Civil Penalty Abatements

Civil Penalty Abatements: Understanding What They Are

Civil Penalty Abatements
Civil Penalty Abatements

When you file back taxes, the last thing that you need in addition to a tax bill is the penalties and accruing interest that are attached to a back tax filing. Penalties and interest with the IRS can be steep: your tax bill could potentially double in three years’ time.

The IRS does this to motivate people to get into compliance with them. As harsh as these penalties might seem, the IRS does understand that back tax filings are not always the result of someone just not wanting to file their taxes. They understand that things can happen that impede a person’s ability to file in a timely manner.

Because of this, if you have reasonable cause, the IRS can reduce or remove penalties and interest from your tax debt. The IRS receives millions of requests for civil penalty abatements every tax year. Knowing what they are and the proper way to process one is the first step in getting some relief from penalties and interest charges from the IRS.

What is a Civil Penalty Abatement?

Civil Penalty Abatements happen when the IRS makes the decision to reduce or remove tax penalties and interest.
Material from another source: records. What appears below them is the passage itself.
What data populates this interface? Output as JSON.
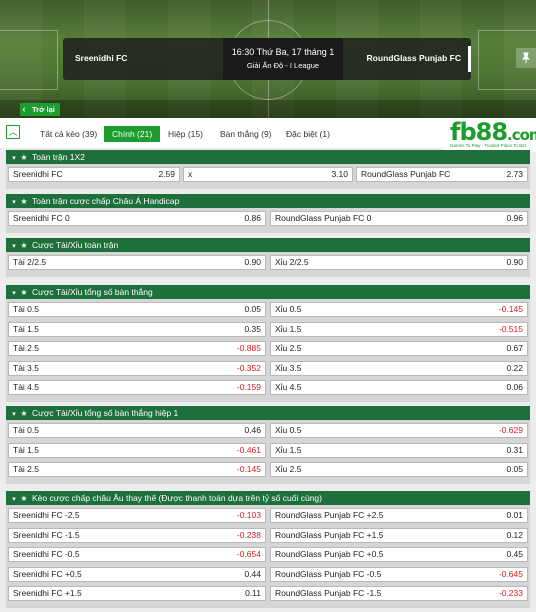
{
  "match": {
    "home": "Sreenidhi FC",
    "away": "RoundGlass Punjab FC",
    "kickoff": "16:30 Thứ Ba, 17 tháng 1",
    "league": "Giải Ấn Độ - I League"
  },
  "back_label": "Trở lại",
  "tabs": [
    "Tất cả kèo (39)",
    "Chính (21)",
    "Hiệp (15)",
    "Bàn thắng (9)",
    "Đặc biệt (1)"
  ],
  "active_tab": "Chính (21)",
  "logo": {
    "text": "fb88",
    "suffix": ".com",
    "tagline": "Games To Play · Trusted Place To Bet"
  },
  "colors": {
    "accent": "#1c9d2e",
    "section": "#1d6f3c",
    "negative": "#e01818"
  },
  "icons": [
    "chevron-up-icon",
    "star-icon",
    "chevron-left-icon",
    "pin-icon"
  ],
  "sections": [
    {
      "title": "Toàn trận 1X2",
      "rows": [
        [
          {
            "label": "Sreenidhi FC",
            "value": "2.59"
          },
          {
            "label": "x",
            "value": "3.10"
          },
          {
            "label": "RoundGlass Punjab FC",
            "value": "2.73"
          }
        ]
      ]
    },
    {
      "title": "Toàn trận cược chấp Châu Á Handicap",
      "rows": [
        [
          {
            "label": "Sreenidhi FC 0",
            "value": "0.86"
          },
          {
            "label": "RoundGlass Punjab FC 0",
            "value": "0.96"
          }
        ]
      ]
    },
    {
      "title": "Cược Tài/Xỉu toàn trận",
      "rows": [
        [
          {
            "label": "Tài 2/2.5",
            "value": "0.90"
          },
          {
            "label": "Xỉu 2/2.5",
            "value": "0.90"
          }
        ]
      ]
    },
    {
      "title": "Cược Tài/Xỉu tổng số bàn thắng",
      "rows": [
        [
          {
            "label": "Tài 0.5",
            "value": "0.05"
          },
          {
            "label": "Xỉu 0.5",
            "value": "-0.145"
          }
        ],
        [
          {
            "label": "Tài 1.5",
            "value": "0.35"
          },
          {
            "label": "Xỉu 1.5",
            "value": "-0.515"
          }
        ],
        [
          {
            "label": "Tài 2.5",
            "value": "-0.885"
          },
          {
            "label": "Xỉu 2.5",
            "value": "0.67"
          }
        ],
        [
          {
            "label": "Tài 3.5",
            "value": "-0.352"
          },
          {
            "label": "Xỉu 3.5",
            "value": "0.22"
          }
        ],
        [
          {
            "label": "Tài 4.5",
            "value": "-0.159"
          },
          {
            "label": "Xỉu 4.5",
            "value": "0.06"
          }
        ]
      ]
    },
    {
      "title": "Cược Tài/Xỉu tổng số bàn thắng hiệp 1",
      "rows": [
        [
          {
            "label": "Tài 0.5",
            "value": "0.46"
          },
          {
            "label": "Xỉu 0.5",
            "value": "-0.629"
          }
        ],
        [
          {
            "label": "Tài 1.5",
            "value": "-0.461"
          },
          {
            "label": "Xỉu 1.5",
            "value": "0.31"
          }
        ],
        [
          {
            "label": "Tài 2.5",
            "value": "-0.145"
          },
          {
            "label": "Xỉu 2.5",
            "value": "0.05"
          }
        ]
      ]
    },
    {
      "title": "Kèo cược chấp châu Âu thay thế (Được thanh toán dựa trên tỷ số cuối cùng)",
      "rows": [
        [
          {
            "label": "Sreenidhi FC -2.5",
            "value": "-0.103"
          },
          {
            "label": "RoundGlass Punjab FC +2.5",
            "value": "0.01"
          }
        ],
        [
          {
            "label": "Sreenidhi FC -1.5",
            "value": "-0.238"
          },
          {
            "label": "RoundGlass Punjab FC +1.5",
            "value": "0.12"
          }
        ],
        [
          {
            "label": "Sreenidhi FC -0.5",
            "value": "-0.654"
          },
          {
            "label": "RoundGlass Punjab FC +0.5",
            "value": "0.45"
          }
        ],
        [
          {
            "label": "Sreenidhi FC +0.5",
            "value": "0.44"
          },
          {
            "label": "RoundGlass Punjab FC -0.5",
            "value": "-0.645"
          }
        ],
        [
          {
            "label": "Sreenidhi FC +1.5",
            "value": "0.11"
          },
          {
            "label": "RoundGlass Punjab FC -1.5",
            "value": "-0.233"
          }
        ]
      ]
    }
  ]
}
The IRS guideline for granting Civil Penalty Abatements state that the taxpayer must show reasonable cause for their request. The IRS defines reasonable cause as reasons that are outside of the taxpayer’s control. They recognize a variety of different circumstances for reasonable cause. Those circumstances include the following:

  • Death, Serious Illness, or Unavoidable Absence

 If you experienced the death of a spouse or a child, the IRS would consider this as reasonable cause for abatement. Additionally, if you or an immediate family member has a serious or chronic illness that requires you to care for them, the IRS will consider this as reasonable cause for abatement.

If you were not able to be at your residence through no fault of your own and that absence resulted in an inability to file your taxes, this is considered a valid reason for abatement as well. Examples of this could be an incarceration, a deployment into a combat zone, detainment in a foreign country, and other similar scenarios.

  • Fire, Casualty, Natural Disaster, or Other Disturbance

If you live in a natural disaster area, the IRS will typically issue special instructions on how to request abatement. If you experience a fire or flood, or any other type of natural disaster, the IRS understands that finding a new residence might be more important than filing your taxes on time.

Because documentation can be destroyed when something like that occurs, the IRS considers all of the above as reasonable cause for abatement. Another disturbance that would qualify for reasonable cause is theft. Losing documentation would not be considered reasonable cause, as that is not a situation outside of your control.

  • Missing paperwork

If you are unable to obtain tax documentation, such as a W2 or 1099, the IRS will consider this as reasonable cause for abatement.

  • You made a mistake

Let’s say you file your taxes and then realize you made an error. What can you do? If you make an attempt to correct your error after filing and end up with penalties and interest as a result, this is a reasonable cause for abatement that the IRS will evaluate.

  • Erroneous Advisement

Whereas erroneous advisement from a CPA, accountant, bookkeeper or other third party does not qualify for abatement, erroneous advice from the IRS, either over the phone or in writing, does qualify as reasonable cause for an abatement. Don’t throw away the IRS correspondence sent to you – if there was an error in the advice you were sent, you might need to submit it with your abatement request.

  • Ignorance of the Law

If you were ignorant of a tax law or tax filing requirement, there was a tax law change that you were unaware of, or if you could not reasonably be expected to know about a tax law or filing requirement, the IRS will consider this as reasonable cause for abatement.

  • Hardship

If paying your taxes might cause serious financial hardship for you, this would qualify as reasonable cause for an abatement. The IRS may consider bankruptcy as reasonable cause as well.

When submitting your abatement request, it is important that it is done correctly. Seeking the advice of a qualified tax attorney who has experience in civil penalty abatements would be an excellent choice. Contact today and let our expertise work for you.